On August 26, 1951, Barilko joined his dentist, Henry Hudson, on a flight aboard Hudson's Fairchild 24 floatplane to Seal River, Quebec, for a weekend fishing trip.[6] On the return trip, the single-engine plane disappeared and its passengers remained missing.[6] Eleven years later, on June 6, 1962, helicopter pilot Ron Boyd discovered the wreckage of the plane[7] about 100 kilometres (62 mi) north of Cochrane, Ontario,[8][9] about 56 kilometers (35 miles) off course. The cause of the crash was deemed to have been a combination of pilot inexperience, poor weather and overloaded cargo.[10] Notably, the Maple Leafs won the Stanley Cup that year, after not winning it at all during the eleven years that he was missing.[8][8][10][11]

The Tragically Hip's song "Fifty Mission Cap", from their 1992 album Fully Completely, features Barilko's story and the lack of another Leafs championship with the lyrics "Bill Barilko disappeared, that summer (background singer : "in 1951"), he was on a fishing trip. The last goal he ever scored (Background singer : "In overtime"), won the Leafs the cup. They didn't win another, 'till 1962, the year he was discovered."[6][9]

Barilko is buried in Timmins, Ontario, Canada, at the Timmins Memorial Cemetery.


Barilko played in the 1947, 1948 and 1949 NHL All-Star Game, scoring a goal in the 1949 game.

Barilko won 4 Stanley Cups with the Maple Leafs in 1947, 1948, 1949 and 1951

Barilko's #5 is one of only two numbers retired by the Maple Leafs (Ace Bailey's #6 is the other).[2][6][8]

Barilko's story was published in the 1988 book Overtime, Overdue: The Bill Barilko Story, by John Melady, and the 2004 book Barilko — Without A Trace, by Kevin Shea.

See also[edit]

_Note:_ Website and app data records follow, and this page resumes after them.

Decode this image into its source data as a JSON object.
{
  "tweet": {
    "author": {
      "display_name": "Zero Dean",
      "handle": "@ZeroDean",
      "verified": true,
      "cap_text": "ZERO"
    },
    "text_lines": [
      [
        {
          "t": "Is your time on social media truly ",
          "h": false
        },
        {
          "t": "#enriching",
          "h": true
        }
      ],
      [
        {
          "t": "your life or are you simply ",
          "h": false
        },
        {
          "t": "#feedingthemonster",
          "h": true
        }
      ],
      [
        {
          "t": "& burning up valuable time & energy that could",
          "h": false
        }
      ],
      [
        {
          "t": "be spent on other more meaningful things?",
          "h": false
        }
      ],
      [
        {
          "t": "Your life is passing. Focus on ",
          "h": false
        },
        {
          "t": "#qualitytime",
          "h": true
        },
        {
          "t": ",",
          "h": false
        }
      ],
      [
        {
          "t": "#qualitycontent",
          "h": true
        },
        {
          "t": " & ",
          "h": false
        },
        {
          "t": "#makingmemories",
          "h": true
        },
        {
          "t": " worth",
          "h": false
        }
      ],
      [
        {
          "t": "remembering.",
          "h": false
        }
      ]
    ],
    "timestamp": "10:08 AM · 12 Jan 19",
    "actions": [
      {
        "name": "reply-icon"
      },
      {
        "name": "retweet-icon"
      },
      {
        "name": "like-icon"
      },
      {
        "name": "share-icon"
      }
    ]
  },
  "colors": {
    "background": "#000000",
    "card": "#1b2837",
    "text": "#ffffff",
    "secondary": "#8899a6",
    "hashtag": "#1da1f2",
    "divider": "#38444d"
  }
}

  1. ^ "What are some Canadian stories that have not been told or potentially could be told?". Ukrainian Canadian Foundation of Taras Shevchenko. Retrieved 2007-08-01. 
  2. ^ a b c "Toronto Maple Leafs Team Alumni Bios: Bill Barilko". Maple Leaf Sports & Entertainment. Archived from the original on 18 August 2007. Retrieved 2007-08-01. 
  3. ^ Hornby, Lance (April 20, 2011). "The legend of Bill Barilko". The Toronto Sun. Retrieved April 20, 2011. 
  4. ^ "Maple Leafs History: 1940s". Maple Leaf Sports & Entertainment. Retrieved 2007-08-01. 
  5. ^ "Maple Leafs History: 1950s". Maple Leaf Sports & Entertainment. Archived from the original on 18 August 2007. Retrieved 2007-08-01. 
  6. ^ a b c d "Leafs pay tribute to Barilko". CBC. 2001-05-01. Archived from the original on 13 September 2007. Retrieved 2007-08-01. 
  7. ^ Victims of Aviation Accidents or Incidents in Canada: Cal Jones, Billy Joe Booth, Jonathan Mann, Brice Herbert Goldsborough, Bill Barilko, ISBN 978-1-155-40830-9
  8. ^ a b c d Fitzpatrick, Todd (1999-06-07). "Bashin' Bill". The Sporting News. Retrieved 2007-08-01. 
  9. ^ a b "Millennium Moment: Fifty Mission Cap". University of Western Ontario Gazette. 1999-05-28. Archived from the original on 12 September 2007. Retrieved 2007-08-01. 
  10. ^ a b "Bashing Bill Barilko is Missing". CBC. p. "Did you know". Retrieved 2007-08-01. 
  11. ^ "Maple Leafs History: 1960s". Maple Leaf Sports & Entertainment. Archived from the original on 18 August 2007. Retrieved 2007-08-01. 

External links[edit]